More than just a big-screen fetish object for Brian De Palma’s still-loyal cult, "De Palma" is one of the essential documentaries on Hollywood. This feature-length interview with the controversial filmmaker responsible for “Carrie,” “Dressed to Kill,” “Blow Out,” “Scarface,” “The Untouchables” and “Femme Fatale” serves not only as a guide to one of the most fascinating filmographies of our time, but a thoughtful and often hilarious look at the ups and downs of the American film industry over the last half-century, as seen through the eyes of one of its most idiosyncratic participants.
Born in Philadelphia in 1940, De Palma was a science guy until a viewing of Alfred Hitchcock’s “Vertigo”—which he considers to be not just one of the greatest films of all time, but a spot-on metaphor for the filmmaking process—inspired an interest in directing. After making a couple of award-winning shorts, he would make his first feature in 1963 with “The Wedding Party,” a film also notable for featuring the first lead performances from the then-unknown Robert De Niro and Jill Clayburgh. After a couple of additional documentary shorts, he would make another feature, the weird thriller “Murder a la Mod” (1968), before having his first taste of success with the underground hit “Greetings” (1968), a dark comedy that first brought to focus a number of elements that he would return to again and again throughout his career—voyeurism, conspiracies and assassinations among them.

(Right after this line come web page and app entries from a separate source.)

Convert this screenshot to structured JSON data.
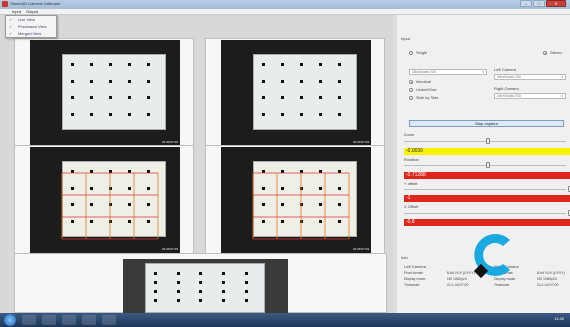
{
  "window": {
    "title": "Stereo3D Camera Calibrator",
    "buttons": [
      "–",
      "□",
      "✕"
    ]
  },
  "menu": {
    "input": "Input",
    "output": "Output"
  },
  "view_menu": {
    "items": [
      {
        "label": "Live View",
        "checked": true
      },
      {
        "label": "Processed View",
        "checked": true
      },
      {
        "label": "Merged View",
        "checked": true
      }
    ]
  },
  "cameras": {
    "top_left_time": "01:46:07:03",
    "top_right_time": "01:46:07:03",
    "mid_left_time": "01:46:07:03",
    "mid_right_time": "01:46:07:03"
  },
  "panel": {
    "input_label": "Input",
    "single": "Single",
    "stereo": "Stereo",
    "identical": "Identical",
    "under_over": "Under/Over",
    "side_by_side": "Side by Side",
    "left_camera": "Left Camera",
    "right_camera": "Right Camera",
    "device_a": "UltraStudio SDI",
    "device_b": "UltraStudio SDI",
    "device_c": "UltraStudio SDI",
    "stop_capture": "Stop capture",
    "zoom": "Zoom",
    "zoom_value": "-0.0039",
    "rotation": "Rotation",
    "rotation_value": "-0.71288",
    "yoffset": "Y offset",
    "yoffset_value": "-1",
    "xoffset": "X Offset",
    "xoffset_value": "-0.8"
  },
  "info": {
    "title": "Info",
    "left_header": "Left Camera",
    "right_header": "Right Camera",
    "rows": [
      {
        "k": "Pixel format:",
        "l": "8-bit YUV (UYVY)",
        "r": "8-bit YUV (UYVY)"
      },
      {
        "k": "Display mode:",
        "l": "HD 1080p24",
        "r": "HD 1080p24"
      },
      {
        "k": "Timecode:",
        "l": "01:1:44:07:00",
        "r": "01:1:44:07:00"
      }
    ]
  },
  "taskbar": {
    "clock": "11:40"
  },
  "colors": {
    "yellow": "#f6f200",
    "red": "#e0261b",
    "logo": "#1aa9e1"
  }
}
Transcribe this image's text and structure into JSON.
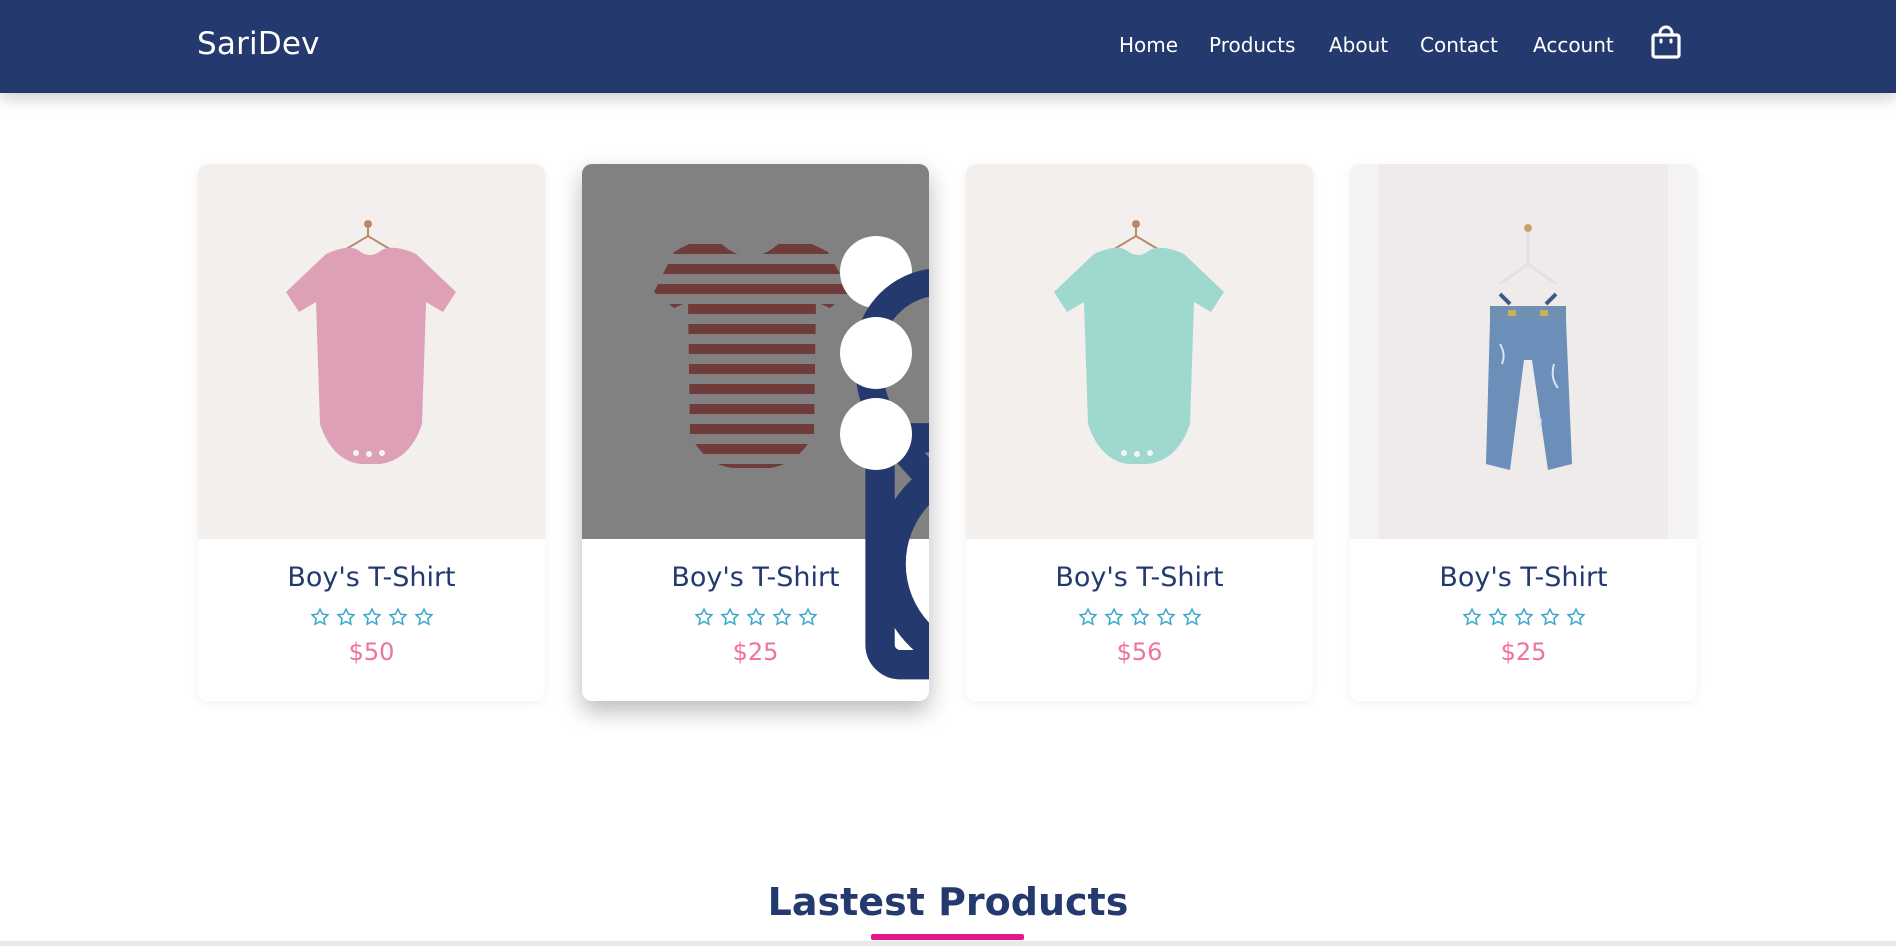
{
  "header": {
    "brand": "SariDev",
    "nav": [
      "Home",
      "Products",
      "About",
      "Contact",
      "Account"
    ],
    "cart_icon": "shopping-bag-icon"
  },
  "colors": {
    "header_bg": "#243a6e",
    "title": "#243a6e",
    "price": "#f0739a",
    "stars": "#3aa8c8",
    "accent_underline": "#e0188e"
  },
  "products": [
    {
      "title": "Boy's T-Shirt",
      "price": "$50",
      "rating": 0,
      "image": "pink-onesie"
    },
    {
      "title": "Boy's T-Shirt",
      "price": "$25",
      "rating": 0,
      "image": "striped-onesie"
    },
    {
      "title": "Boy's T-Shirt",
      "price": "$56",
      "rating": 0,
      "image": "mint-onesie"
    },
    {
      "title": "Boy's T-Shirt",
      "price": "$25",
      "rating": 0,
      "image": "denim-overalls"
    }
  ],
  "hover_actions": [
    "heart-icon",
    "shopping-bag-icon",
    "search-icon"
  ],
  "section": {
    "title": "Lastest Products"
  }
}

After the loose ‘Greetings” sequel “Hi Mom!” (1970), he would go off to Hollywood to make a studio version of a counter-culture comedy entitled “Get to Know Your Rabbit,” an experience so harrowing that it convinced De Palma that he would never make it working for the major studios.
After spending a few more years in the indie trenches making such films as the stylish horror hit “Sisters” (1973), the hilarious horror-musical-comedy “Phantom of the Paradise” (1974) and the “Vertigo” riff “Obesssion” (1976), De Palma decided it was time to try to channel his unique personal vision into something that a mass audience might also be able to embrace. The result was “Carrie” (1976), an adaptation of the Stephen King novel about a teenage outcast (Sissy Spacek in one of her finest performances) with astounding powers that she unleashes during a fatal trip to the prom. Merging his spellbinding cinematic technique (including his deft use of split-screen and slow-motion imagery) with a genuinely likable central character, he came up with a film that was embraced by critics and audiences alike and which contained one of the most unforgettable scares in screen history. After another telekinetic thriller, “The Fury” (1978) and the ultra-low-budget experiment “Home Movies” (1979), which he made as part of a filmmaking class he was teaching at Sarah Lawrence, he had another hit with the controversial thriller “Dressed to Kill” (1980), a film that took “Psycho” as its leaping-off point for one of his most audacious blends of sex, violence, dark humor, current events, technological advances (both mechanical and human) and spellbinding set pieces.
From that point on, however, De Palma’s oftentimes dark and overly violent and sexual works would find less favor in an increasingly conservative cinematic climate. There would be controversies such as the uproars over screen brutality inspired by “Scarface” (1983), “Body Double” (1984) and “Casualties of War” (1989). There would be box-office flops such as “Wise Guys” (1986), “The Bonfire of the Vanities” (1990), “Mission to Mars” (2000) and films that barely managed to get released like “Redacted” (2007) and “Passion” (2013). There would be a couple of huge hits in the big-screen adaptations of the television shows “The Untouchables” (1987) and “Mission: Impossible” (1996) and ones that deserved to better than they did like “Rasing Cain” (1992), “Carlito’s Way” (1993) and “Snake Eyes” 1998). There were even a couple of bonafide masterpieces as well in “Blow Out” (1981), a film that was rejected in the day for being a bleak thriller with an enormous downer of an ending but which is now regarded as his finest work, and “Femme Fatale” (2002), a run-through of his pet dramatic and stylistic obsessions that is perhaps the ultimate De Palma film.